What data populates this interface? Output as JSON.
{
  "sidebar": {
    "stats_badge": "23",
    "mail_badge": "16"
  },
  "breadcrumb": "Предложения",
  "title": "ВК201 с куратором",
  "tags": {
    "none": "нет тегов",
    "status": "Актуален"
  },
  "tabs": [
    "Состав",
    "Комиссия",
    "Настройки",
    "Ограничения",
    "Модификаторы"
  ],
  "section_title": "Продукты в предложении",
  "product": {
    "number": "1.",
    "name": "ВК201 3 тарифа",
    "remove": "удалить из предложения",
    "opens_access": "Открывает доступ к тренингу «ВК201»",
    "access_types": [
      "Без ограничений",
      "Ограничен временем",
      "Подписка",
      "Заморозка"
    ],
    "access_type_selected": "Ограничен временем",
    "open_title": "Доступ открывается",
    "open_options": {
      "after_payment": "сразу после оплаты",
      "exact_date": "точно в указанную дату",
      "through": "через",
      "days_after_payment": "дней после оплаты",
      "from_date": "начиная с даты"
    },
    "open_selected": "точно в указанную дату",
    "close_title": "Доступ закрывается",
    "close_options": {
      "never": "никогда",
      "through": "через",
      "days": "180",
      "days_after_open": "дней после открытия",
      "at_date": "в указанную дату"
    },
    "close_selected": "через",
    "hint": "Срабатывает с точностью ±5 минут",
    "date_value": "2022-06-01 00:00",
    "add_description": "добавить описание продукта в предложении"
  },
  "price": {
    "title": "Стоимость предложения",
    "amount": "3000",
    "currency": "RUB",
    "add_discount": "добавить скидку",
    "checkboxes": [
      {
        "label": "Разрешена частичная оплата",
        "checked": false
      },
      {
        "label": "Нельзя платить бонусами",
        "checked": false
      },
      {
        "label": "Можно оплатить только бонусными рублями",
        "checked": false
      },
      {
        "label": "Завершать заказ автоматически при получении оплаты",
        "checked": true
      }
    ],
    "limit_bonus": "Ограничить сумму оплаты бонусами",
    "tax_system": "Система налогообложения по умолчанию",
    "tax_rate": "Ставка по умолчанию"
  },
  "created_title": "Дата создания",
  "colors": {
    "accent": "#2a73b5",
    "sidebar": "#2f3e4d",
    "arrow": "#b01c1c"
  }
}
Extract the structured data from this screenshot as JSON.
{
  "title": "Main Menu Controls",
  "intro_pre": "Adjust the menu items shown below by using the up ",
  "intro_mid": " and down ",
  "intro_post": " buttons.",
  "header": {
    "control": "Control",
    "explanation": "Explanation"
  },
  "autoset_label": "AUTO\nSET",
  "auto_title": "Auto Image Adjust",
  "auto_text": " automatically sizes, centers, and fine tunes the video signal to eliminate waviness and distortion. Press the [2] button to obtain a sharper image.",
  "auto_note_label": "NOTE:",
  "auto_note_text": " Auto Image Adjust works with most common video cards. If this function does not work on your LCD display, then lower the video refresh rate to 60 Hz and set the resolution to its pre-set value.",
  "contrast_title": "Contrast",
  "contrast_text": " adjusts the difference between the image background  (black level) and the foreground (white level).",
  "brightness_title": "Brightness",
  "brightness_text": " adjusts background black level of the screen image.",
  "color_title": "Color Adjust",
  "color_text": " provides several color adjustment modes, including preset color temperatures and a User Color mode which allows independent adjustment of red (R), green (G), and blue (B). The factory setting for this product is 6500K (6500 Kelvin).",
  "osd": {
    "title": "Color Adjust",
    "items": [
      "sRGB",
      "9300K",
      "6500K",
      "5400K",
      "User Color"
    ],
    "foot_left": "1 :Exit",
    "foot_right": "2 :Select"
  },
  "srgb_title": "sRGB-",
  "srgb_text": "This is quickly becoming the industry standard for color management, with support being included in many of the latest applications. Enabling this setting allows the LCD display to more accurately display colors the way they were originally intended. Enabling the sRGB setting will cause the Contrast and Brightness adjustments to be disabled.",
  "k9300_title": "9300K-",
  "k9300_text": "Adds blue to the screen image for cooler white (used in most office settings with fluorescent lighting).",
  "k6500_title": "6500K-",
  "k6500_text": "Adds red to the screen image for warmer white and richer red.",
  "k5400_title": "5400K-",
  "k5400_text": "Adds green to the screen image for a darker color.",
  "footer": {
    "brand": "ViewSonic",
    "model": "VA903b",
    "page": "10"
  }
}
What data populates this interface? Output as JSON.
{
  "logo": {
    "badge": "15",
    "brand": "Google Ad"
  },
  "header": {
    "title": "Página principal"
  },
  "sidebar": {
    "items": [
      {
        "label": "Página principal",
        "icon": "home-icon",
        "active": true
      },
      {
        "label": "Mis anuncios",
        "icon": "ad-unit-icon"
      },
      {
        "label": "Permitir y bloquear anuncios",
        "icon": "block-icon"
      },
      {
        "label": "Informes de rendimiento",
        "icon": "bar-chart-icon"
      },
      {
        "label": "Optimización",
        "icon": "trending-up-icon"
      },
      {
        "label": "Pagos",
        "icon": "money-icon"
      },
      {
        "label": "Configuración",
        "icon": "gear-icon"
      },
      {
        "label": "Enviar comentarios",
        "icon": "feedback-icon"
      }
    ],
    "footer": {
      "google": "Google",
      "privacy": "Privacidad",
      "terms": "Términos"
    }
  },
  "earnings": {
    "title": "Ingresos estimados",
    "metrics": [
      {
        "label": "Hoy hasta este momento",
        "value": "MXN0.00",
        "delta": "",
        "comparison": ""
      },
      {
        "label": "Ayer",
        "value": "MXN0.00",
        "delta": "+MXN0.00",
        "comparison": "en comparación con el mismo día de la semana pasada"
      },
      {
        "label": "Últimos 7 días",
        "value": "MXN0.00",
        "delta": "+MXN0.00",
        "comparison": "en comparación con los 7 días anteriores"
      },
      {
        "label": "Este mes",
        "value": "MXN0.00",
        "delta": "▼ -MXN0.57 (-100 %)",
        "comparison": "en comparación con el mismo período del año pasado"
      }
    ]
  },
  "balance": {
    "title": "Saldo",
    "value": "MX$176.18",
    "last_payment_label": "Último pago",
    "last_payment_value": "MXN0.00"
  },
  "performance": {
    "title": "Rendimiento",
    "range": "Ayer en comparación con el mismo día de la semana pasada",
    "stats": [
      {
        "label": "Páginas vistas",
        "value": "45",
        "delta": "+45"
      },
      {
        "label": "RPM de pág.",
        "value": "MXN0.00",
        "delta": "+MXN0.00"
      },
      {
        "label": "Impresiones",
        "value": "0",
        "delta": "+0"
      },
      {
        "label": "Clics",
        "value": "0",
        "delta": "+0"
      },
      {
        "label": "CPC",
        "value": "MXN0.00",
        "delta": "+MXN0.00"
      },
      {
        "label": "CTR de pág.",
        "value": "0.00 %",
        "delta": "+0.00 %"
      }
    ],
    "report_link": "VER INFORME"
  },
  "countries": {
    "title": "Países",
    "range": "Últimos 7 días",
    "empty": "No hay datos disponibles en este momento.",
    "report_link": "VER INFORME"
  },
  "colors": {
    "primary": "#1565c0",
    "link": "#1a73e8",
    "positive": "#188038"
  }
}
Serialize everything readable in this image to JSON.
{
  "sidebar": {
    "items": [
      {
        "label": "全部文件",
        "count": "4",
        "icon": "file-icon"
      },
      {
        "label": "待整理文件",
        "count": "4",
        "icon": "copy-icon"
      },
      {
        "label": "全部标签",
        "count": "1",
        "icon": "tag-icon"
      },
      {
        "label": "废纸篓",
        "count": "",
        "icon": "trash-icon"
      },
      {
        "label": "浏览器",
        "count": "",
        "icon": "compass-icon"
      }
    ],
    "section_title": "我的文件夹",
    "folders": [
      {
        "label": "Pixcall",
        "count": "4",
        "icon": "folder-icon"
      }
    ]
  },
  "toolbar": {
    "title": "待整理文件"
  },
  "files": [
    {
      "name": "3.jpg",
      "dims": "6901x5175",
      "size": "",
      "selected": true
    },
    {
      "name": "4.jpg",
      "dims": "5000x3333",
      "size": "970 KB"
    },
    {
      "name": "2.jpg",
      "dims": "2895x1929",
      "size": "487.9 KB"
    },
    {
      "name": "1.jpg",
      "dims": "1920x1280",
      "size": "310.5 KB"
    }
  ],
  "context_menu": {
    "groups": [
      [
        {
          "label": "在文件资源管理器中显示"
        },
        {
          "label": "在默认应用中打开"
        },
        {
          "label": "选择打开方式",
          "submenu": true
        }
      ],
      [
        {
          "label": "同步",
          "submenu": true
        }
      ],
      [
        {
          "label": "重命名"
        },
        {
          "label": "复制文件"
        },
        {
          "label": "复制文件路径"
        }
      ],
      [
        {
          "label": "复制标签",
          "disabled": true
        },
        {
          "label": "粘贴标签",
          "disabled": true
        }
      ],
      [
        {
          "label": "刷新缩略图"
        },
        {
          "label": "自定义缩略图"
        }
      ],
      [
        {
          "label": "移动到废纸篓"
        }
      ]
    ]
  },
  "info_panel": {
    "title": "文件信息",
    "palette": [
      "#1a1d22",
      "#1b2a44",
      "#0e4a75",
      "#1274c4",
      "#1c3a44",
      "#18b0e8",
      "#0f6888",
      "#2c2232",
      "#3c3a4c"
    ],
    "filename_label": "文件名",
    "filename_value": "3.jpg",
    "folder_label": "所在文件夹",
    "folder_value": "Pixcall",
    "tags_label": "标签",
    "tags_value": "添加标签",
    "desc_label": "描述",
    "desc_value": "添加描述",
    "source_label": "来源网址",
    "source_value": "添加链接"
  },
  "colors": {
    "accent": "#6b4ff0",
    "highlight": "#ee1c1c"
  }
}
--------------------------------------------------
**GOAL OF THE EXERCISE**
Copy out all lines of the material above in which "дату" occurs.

**RESPONSE**
      "exact_date": "точно в указанную дату",
    "open_selected": "точно в указанную дату",
      "at_date": "в указанную дату"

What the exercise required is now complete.